* DATASET RECORDS:
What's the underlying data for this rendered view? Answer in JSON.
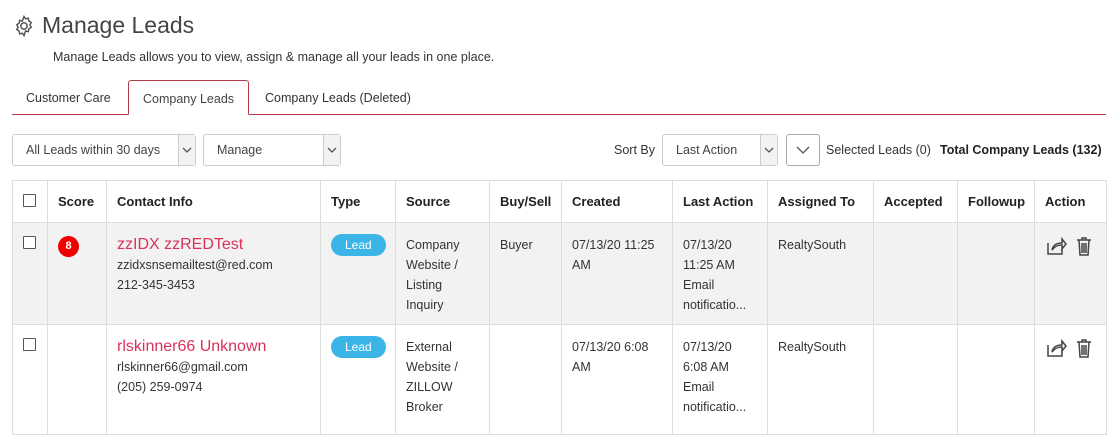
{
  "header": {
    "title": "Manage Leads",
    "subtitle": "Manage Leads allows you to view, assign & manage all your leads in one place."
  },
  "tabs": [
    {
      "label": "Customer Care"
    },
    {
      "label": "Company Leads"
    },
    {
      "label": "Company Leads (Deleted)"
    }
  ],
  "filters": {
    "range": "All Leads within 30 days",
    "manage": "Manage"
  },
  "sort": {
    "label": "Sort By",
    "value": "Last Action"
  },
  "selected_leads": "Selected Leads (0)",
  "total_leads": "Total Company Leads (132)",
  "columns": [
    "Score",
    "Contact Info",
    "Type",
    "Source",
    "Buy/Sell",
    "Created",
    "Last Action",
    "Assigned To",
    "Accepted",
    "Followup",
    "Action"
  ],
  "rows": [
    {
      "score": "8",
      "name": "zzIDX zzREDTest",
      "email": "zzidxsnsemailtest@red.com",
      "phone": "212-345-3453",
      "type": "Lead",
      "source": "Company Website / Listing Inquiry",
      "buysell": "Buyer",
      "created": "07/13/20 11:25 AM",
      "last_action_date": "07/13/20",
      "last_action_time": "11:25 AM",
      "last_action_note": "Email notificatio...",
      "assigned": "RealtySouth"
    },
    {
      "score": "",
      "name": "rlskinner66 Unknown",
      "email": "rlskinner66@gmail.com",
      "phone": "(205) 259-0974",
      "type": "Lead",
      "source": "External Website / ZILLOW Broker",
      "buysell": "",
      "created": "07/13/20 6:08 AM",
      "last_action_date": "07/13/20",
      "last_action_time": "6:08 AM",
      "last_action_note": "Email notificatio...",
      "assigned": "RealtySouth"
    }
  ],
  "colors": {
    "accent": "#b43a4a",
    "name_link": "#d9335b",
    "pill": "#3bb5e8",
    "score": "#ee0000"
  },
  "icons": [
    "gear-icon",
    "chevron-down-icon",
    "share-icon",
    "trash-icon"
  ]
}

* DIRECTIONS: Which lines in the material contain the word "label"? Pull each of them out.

* TASK OUTPUT:
      "label": "Customer Care"
      "label": "Company Leads"
      "label": "Company Leads (Deleted)"
    "label": "Sort By",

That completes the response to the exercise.